Mossberg includes two magazines with each pistol: a flush fitting 6-round magazine and an extended 7-round magazine. Additional features include 3-dot sights, an oversized trigger guard, reversible magazine release button and forward slide serrations.

CONFIRMATION: A Mossberg representative confirmed that the MC1sc will feed from Glock 43 magazines.

Specifications & Variations

At launch, there are five different versions of the MC1sc that can be purchased.

Standard MC1sc Specifications

caliber9mm
magazine capacity6 (flush), 7 (extended)
weight19 oz unloaded
barrel length3.4"
overall length6.45"
action/firing systemstriker-fired
sights3-dot
finishmatte black
MSRP$421.00

A variation of the basic model is a version with a cross bolt safety. This safety is located on the frame and directly behind the trigger. I wonder how well this configuration works as it looks like a shooter’s trigger finger may activate or deactivate the safety simply by grasping the gun. This variation is otherwise identical to the basic MC1sc pistol.

If the standard 3-dot sights aren’t ideal for you, Mossberg offers two other aiming options. The first has a set of Truglo Tritum Pro sights installed.

The second optional sighting system leaves the basic 3-dot sights in place, but adds a Viridian E-Series laser unit. This unit attaches to the front of the trigger guard and uses a red aiming laser.

The final variation is the Centennial Limited Edition MC1sc. Recognizing the company’s 100th anniversary, this is a limited run of 1000 pistols with sequential serial numbers. It features 24k gold accents on the engraved slide and a titanium nitride finish on the barrel and other metal parts.

Pricing

Mossberg aims to keep this gun affordable. The basic models have a suggested retail price of $421. This beats the wildly popular Smith & Wesson M&P Shield 2.0 by more than $50. It is, however, priced more than $100 above the Ruger EC9s pistols.

Stepping up to the model with the Truglo Tritium Pro sights, the suggested retail price increases to $526. If you opt for the Viridian laser sight with standard 3-dot sights, the price is $514.

As one might expect, the limited edition gold plated pistol is the most expensive at $686.

Holsters

When the gun launched, several companies announced concealed carry rigs that are made for the guns. Since then, more companies have announced fits. See our full list of Mossberg MC1sc holsters here.

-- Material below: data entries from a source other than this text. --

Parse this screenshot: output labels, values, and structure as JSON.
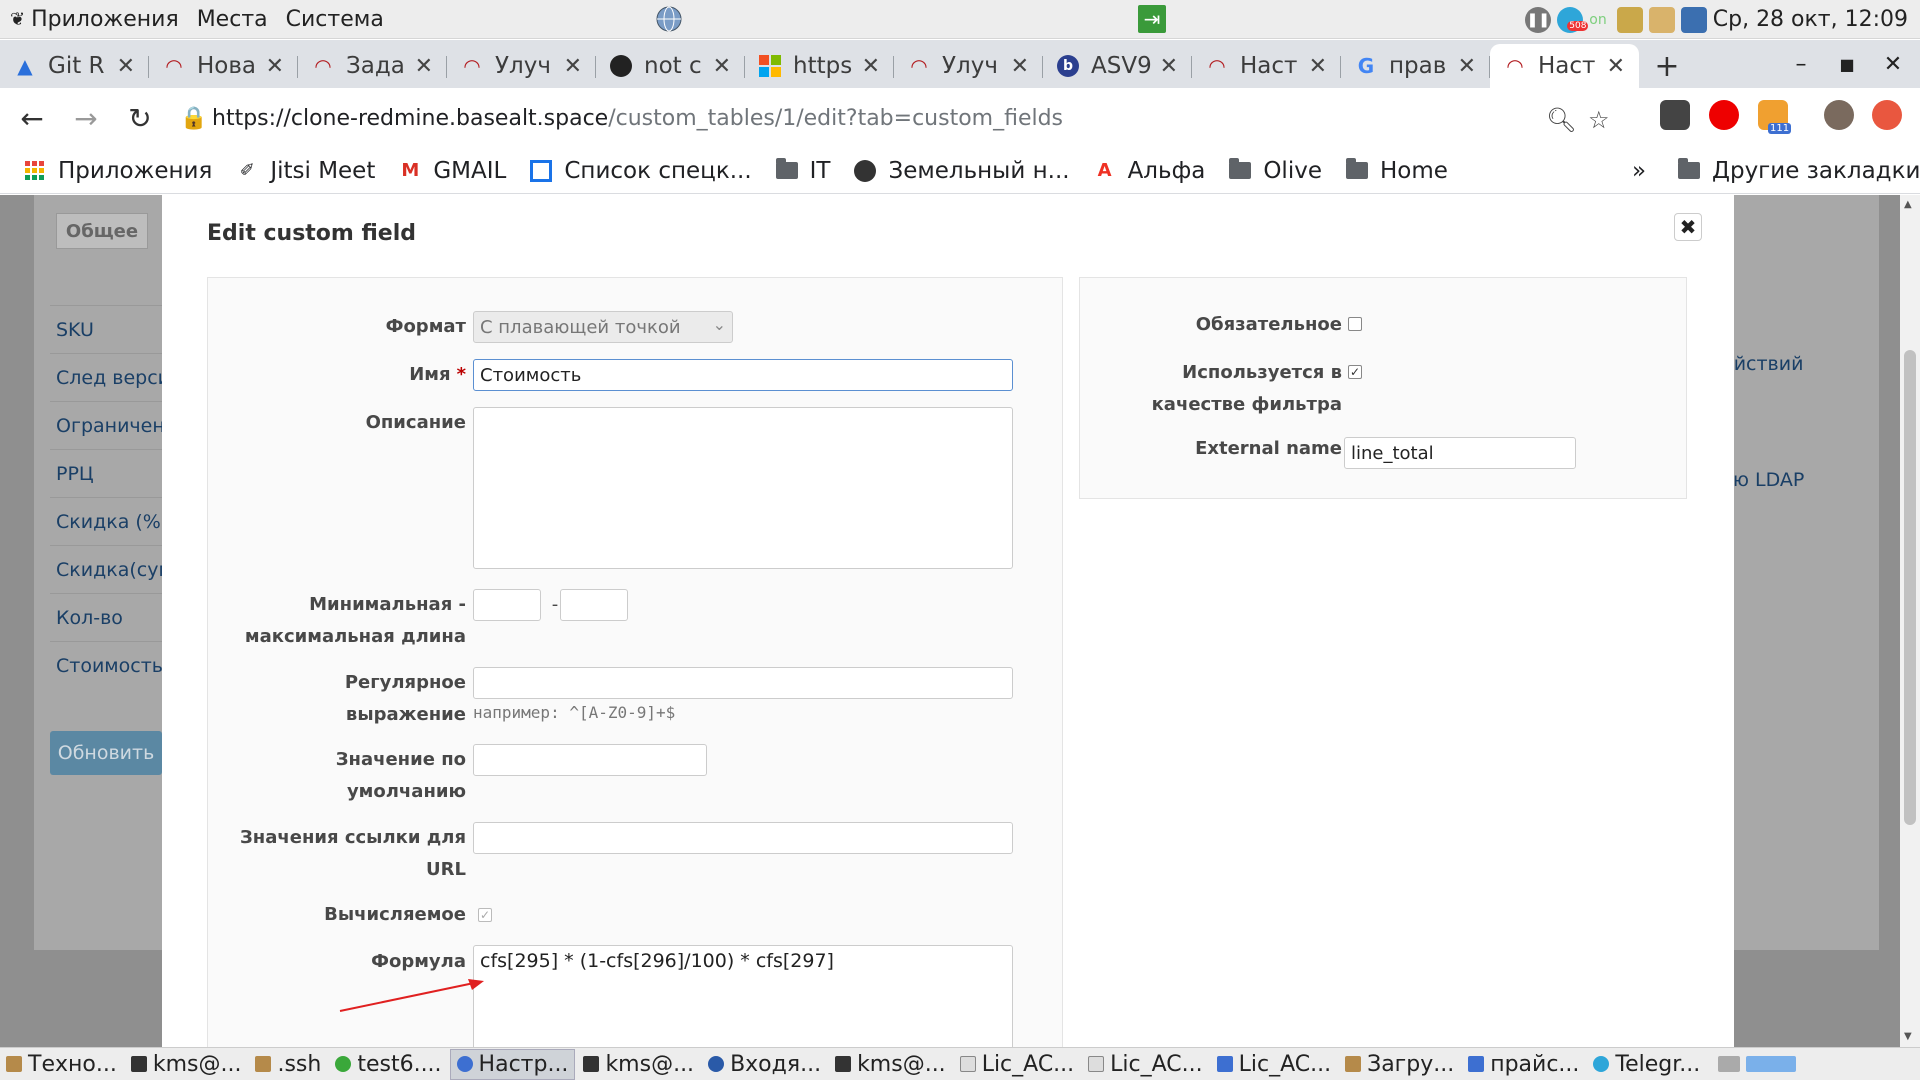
{
  "system_panel": {
    "menu": [
      "Приложения",
      "Места",
      "Система"
    ],
    "clock": "Ср, 28 окт, 12:09",
    "telegram_badge": "508",
    "status_on": "on"
  },
  "tabs": [
    {
      "title": "Git R",
      "icon": "atlassian-icon"
    },
    {
      "title": "Нова",
      "icon": "redmine-icon"
    },
    {
      "title": "Зада",
      "icon": "redmine-icon"
    },
    {
      "title": "Улуч",
      "icon": "redmine-icon"
    },
    {
      "title": "not c",
      "icon": "github-icon"
    },
    {
      "title": "https",
      "icon": "microsoft-icon"
    },
    {
      "title": "Улуч",
      "icon": "redmine-icon"
    },
    {
      "title": "ASV9",
      "icon": "b-icon"
    },
    {
      "title": "Наст",
      "icon": "redmine-icon"
    },
    {
      "title": "прав",
      "icon": "google-icon"
    },
    {
      "title": "Наст",
      "icon": "redmine-icon"
    }
  ],
  "address": {
    "host": "https://clone-redmine.basealt.space",
    "path": "/custom_tables/1/edit?tab=custom_fields",
    "rss_badge": "111"
  },
  "bookmarks": {
    "items": [
      "Приложения",
      "Jitsi Meet",
      "GMAIL",
      "Список спецк...",
      "IT",
      "Земельный н...",
      "Альфа",
      "Olive",
      "Home"
    ],
    "more": "»",
    "other": "Другие закладки"
  },
  "background": {
    "tab": "Общее",
    "list": [
      "SKU",
      "След верси",
      "Ограничени",
      "РРЦ",
      "Скидка (%)",
      "Скидка(сум",
      "Кол-во",
      "Стоимость"
    ],
    "update_button": "Обновить",
    "right_1": "ействий",
    "right_2": "ю LDAP"
  },
  "modal": {
    "title": "Edit custom field",
    "close": "✖",
    "labels": {
      "format": "Формат",
      "name": "Имя",
      "required_mark": "*",
      "description": "Описание",
      "minmax_1": "Минимальная -",
      "minmax_2": "максимальная длина",
      "minmax_sep": "-",
      "regex_1": "Регулярное",
      "regex_2": "выражение",
      "default_1": "Значение по",
      "default_2": "умолчанию",
      "url_1": "Значения ссылки для",
      "url_2": "URL",
      "computed": "Вычисляемое",
      "formula": "Формула",
      "is_required": "Обязательное",
      "filter_1": "Используется в",
      "filter_2": "качестве фильтра",
      "external_name": "External name"
    },
    "values": {
      "format": "С плавающей точкой",
      "name": "Стоимость",
      "regex_hint": "например: ^[A-Z0-9]+$",
      "formula": "cfs[295] * (1-cfs[296]/100) * cfs[297]",
      "external_name": "line_total",
      "is_required": false,
      "used_as_filter": true,
      "computed": true
    }
  },
  "taskbar": [
    "Техно...",
    "kms@...",
    ".ssh",
    "test6....",
    "Настр...",
    "kms@...",
    "Входя...",
    "kms@...",
    "Lic_AC...",
    "Lic_AC...",
    "Lic_AC...",
    "Загру...",
    "прайс...",
    "Telegr..."
  ],
  "colors": {
    "overlay": "#8f8f8f",
    "link": "#1a3f66",
    "required": "#bb0000",
    "arrow": "#e02020"
  }
}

Final Thoughts

It will be interesting to see what the public’s response to this new gun will be. A gun designed for personal protection must be reliable. For it to be a commercial success, however, it has to feel good in the hand and look good enough to catch people’s attention.

The use of “sc” to indicate “subcompact” certainly suggests that a MC1 or MC1c might also be in development. If this gun sells well enough, Mossberg may have an entire line of pistols on the market by this time next year.

In my experience, Mossberg makes quality firearms. So, I have high expectations for how well this gun performs. Time will tell.

Update: Brownells is now selling these guns here.